Hanukkah, unfortunately, is not something I know a lot about. Growing up in the public school system, I remember filing into the gymnasium to sing holiday songs every Friday before the holiday break.
“Rudolph the Red-Nosed Reindeer”, “Frosty the Snowman”, “Jingle Bells” and “The Little Drummer Boy” were classics that most of us could sing along to blindly. However, towards the end of our tortuous caroling the projector would show a clip-art image of a dreidel and we all would stumble through the lyrics of “Spin the Dreidel”.
One would think the 21st-century public school system would’ve been more inclusive to those who don’t celebrate Christmas (hence public school) but it’s evident that the system neglected other holidays. I have no knowledge of non-Christian or Catholic traditions during December even after my 14 years in the public school system, which seems like a blatant injustice considering schools are supposed to educate us unbiasedly.

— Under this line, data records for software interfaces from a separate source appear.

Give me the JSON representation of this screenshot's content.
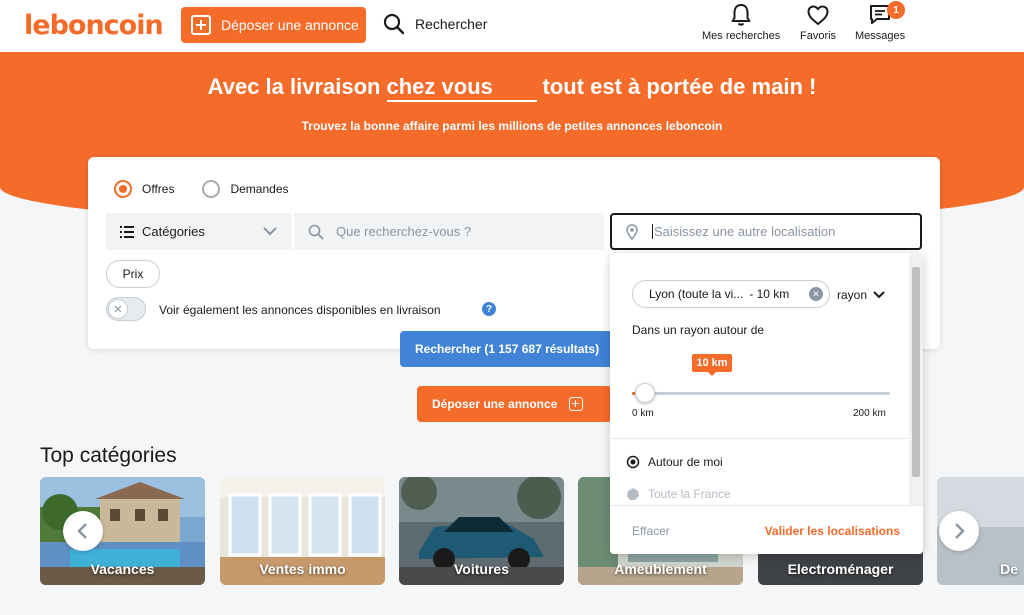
{
  "header": {
    "logo": "leboncoin",
    "post_ad_label": "Déposer une annonce",
    "search_label": "Rechercher",
    "nav": [
      {
        "label": "Mes recherches",
        "icon": "bell-icon"
      },
      {
        "label": "Favoris",
        "icon": "heart-icon"
      },
      {
        "label": "Messages",
        "icon": "message-icon",
        "badge": "1"
      }
    ]
  },
  "hero": {
    "title_before": "Avec la livraison",
    "title_highlight": "chez vous",
    "title_after": "tout est à portée de main !",
    "subtitle": "Trouvez la bonne affaire parmi les millions de petites annonces leboncoin"
  },
  "search": {
    "radio_offers": "Offres",
    "radio_requests": "Demandes",
    "selected_radio": "Offres",
    "categories_label": "Catégories",
    "query_placeholder": "Que recherchez-vous ?",
    "location_placeholder": "Saisissez une autre localisation",
    "price_chip": "Prix",
    "delivery_toggle_label": "Voir également les annonces disponibles en livraison",
    "delivery_toggle_on": false,
    "search_button": "Rechercher (1 157 687 résultats)",
    "post_ad_button": "Déposer une annonce"
  },
  "location_dropdown": {
    "chip_city": "Lyon (toute la vi...",
    "chip_radius": "- 10 km",
    "radius_select": "rayon",
    "radius_label": "Dans un rayon autour de",
    "slider_value_label": "10 km",
    "slider_value_km": 10,
    "slider_max_km": 200,
    "min_label": "0 km",
    "max_label": "200 km",
    "option_near_me": "Autour de moi",
    "option_all_france": "Toute la France",
    "clear_button": "Effacer",
    "validate_button": "Valider les localisations"
  },
  "top_categories": {
    "title": "Top catégories",
    "items": [
      {
        "label": "Vacances"
      },
      {
        "label": "Ventes immo"
      },
      {
        "label": "Voitures"
      },
      {
        "label": "Ameublement"
      },
      {
        "label": "Electroménager"
      },
      {
        "label": "De"
      }
    ]
  },
  "colors": {
    "brand_orange": "#f56b2a",
    "search_blue": "#4183d7"
  }
}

What I do know about Hanukkah is that it is a Jewish holiday that spans eight days during December. I also vaguely know, thanks to “Spin the Dreidel”, what a dreidel is. However, the song does not give a very good explanation of what it really is or how it is used. I also remember a menorah adorning one of my elementary school classrooms, but it is lost on me what the candles represent. I think it is truly upsetting that students of non-Christian or Catholic traditions are subjected to years of Christmas crafts, carols and other traditions in Canada. I sincerely wish I knew more about other holidays, not only during December but throughout the year.
I wish I could say “Happy Hanukkah” with confidence, but unfortunately, Christmas swallows up everything in its path. Our malls, schools, libraries and even corner stores seem to put Christmas on a pedestal, looming above other religious celebrations, which ironically is the opposite of the Christmas spirit and cheer we so often hear about. Hanukkah should be taught in the public school system and society as a whole just as much as Christmas so that adults like myself don’t grow up to be so ignorant of others values and customs.
Ah, Christmas, the time of year where seemingly everyone puts up sparkly lights and hangs those big tree-donuts on their front doors. I don’t really remember how or when I found out that Santa isn’t real, but I think I kind of just always knew. And just in case you were wondering, no, there isn’t a Jewish version of Santa (well physically there are many but spiritually, there are none) — those bubbies and zaidies want all the credit. The whole ‘who forgot to put a name tag?’ problem is not one that arises on Hanukkah, believe me.
Unlike Emma, I did not grow up in the public school system but rather the niche group of private Jewish schools in downtown Toronto, so you can imagine the bias towards Hanukkah was probably equivalent to the public system’s Christmas-ness.
But to the extent of my knowledge, Christmas Eve falls on December 24, while Christmas Day falls on the 25th, which I believe is Jesus’ birthday. I think that’s about all there is to know, right? Presents are put under the tree, cookies and milk are left somewhere, I’ve seen movies.
Also, to answer a couple of the questions above, a dreidel is basically a four-sided spinning top with a different letter on each side used to play a gambling game also entitled ‘dreidel’. There’s a pot (usually ‘gelt’, or chocolate coins) and each letter results in a different action (you either take none, a quarter, half or all of the pot until none remains). It’s kind of fun for a round, but really not all that exhilarating. A menorah has six branches, with a seventh for the shamash (the middle candle), while a hanukkiah — which is what is often confused with a menorah — actually has eight branches (one for each day of Hanukkah) plus a ninth for the shamash.
Happy holidays everyone!